The Central Bank of Kenya (CBK) has announced that the Central Bank of Kenya (Amendment) Act, 2021, which will allow the CBK to license and supervise digital lenders, has come into effect following the Presidential assent on December 7, 2021.
Recall that Contrivers Buzz earlier reported that digital credit providers (DCP) operating in Kenya would have 6 months from the date the Central Bank of Kenya (Amendment) Bill is signed into law to register with the Central Bank of Kenya(CBK). Well, it looks like June 2022 would have DCPs rushing to catch up with the deadline for license registration, which is different from the previous requirement of only registration with the CBK.
The Amendment requires the CBK to publish relevant Regulations within three months, and accordingly CBK has announced the issuance of draft Digital Credit Providers Regulations and has invited public comments on the same. The Regulations provide for the licensing, governance, and credit operations of Digital Credit Providers (DCPs), they further provide for consumer protection, credit information sharing, and elaborate on the Anti-Money Laundering and Combating the Financing of Terrorism (AML/CFT) obligations of DCPs, amongst other things.
In a statement by the CBK, “The Amendment provides the Central Bank of Kenya with the powers to license and oversight the previously unregulated digital credit providers,”. New digital DCPs are now required to be licensed before commencing operations while existing digital lenders now have six months to apply for licensing.

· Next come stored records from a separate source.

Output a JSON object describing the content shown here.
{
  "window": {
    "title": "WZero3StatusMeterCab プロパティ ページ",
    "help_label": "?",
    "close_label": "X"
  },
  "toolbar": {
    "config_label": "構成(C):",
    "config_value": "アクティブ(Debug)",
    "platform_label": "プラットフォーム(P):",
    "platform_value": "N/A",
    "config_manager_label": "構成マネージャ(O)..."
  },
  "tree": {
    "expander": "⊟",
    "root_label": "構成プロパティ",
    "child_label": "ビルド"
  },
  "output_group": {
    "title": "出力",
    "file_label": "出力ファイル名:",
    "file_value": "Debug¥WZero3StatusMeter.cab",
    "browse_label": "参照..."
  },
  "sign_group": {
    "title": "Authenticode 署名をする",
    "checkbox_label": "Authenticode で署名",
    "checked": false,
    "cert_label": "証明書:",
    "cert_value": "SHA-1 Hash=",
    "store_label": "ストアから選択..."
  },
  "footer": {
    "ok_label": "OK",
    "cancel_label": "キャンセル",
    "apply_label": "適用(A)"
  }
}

DCPs will be required to reveal all the information concerning their products, including details on pricing, penalties for defaulters, and the modalities of debt recovery. The CBK has urged all unregulated DCPs to submit their business details by January 21, 2022.
The need to regulate digital lenders stems from the unhealthy practices around shaming borrowers, hidden fees, penalties, etc.
With particular reference to sharing of data with third parties without consent and for purposes not consented to, Kenya’s Data Protection Act expressly prohibits the same. Digital lenders violate customer privacy by sharing data with third parties without obtaining the necessary consent, and in cases where customers defaulted on debt repayments, digital lenders sometimes resorted to incessant reminder texts messages and calls to contacts of defaulters.
It is expected that this development of licensing and oversight supervision of previously unregulated digital credit providers by the CBK will help curb certain unhealthy practices by digital lenders.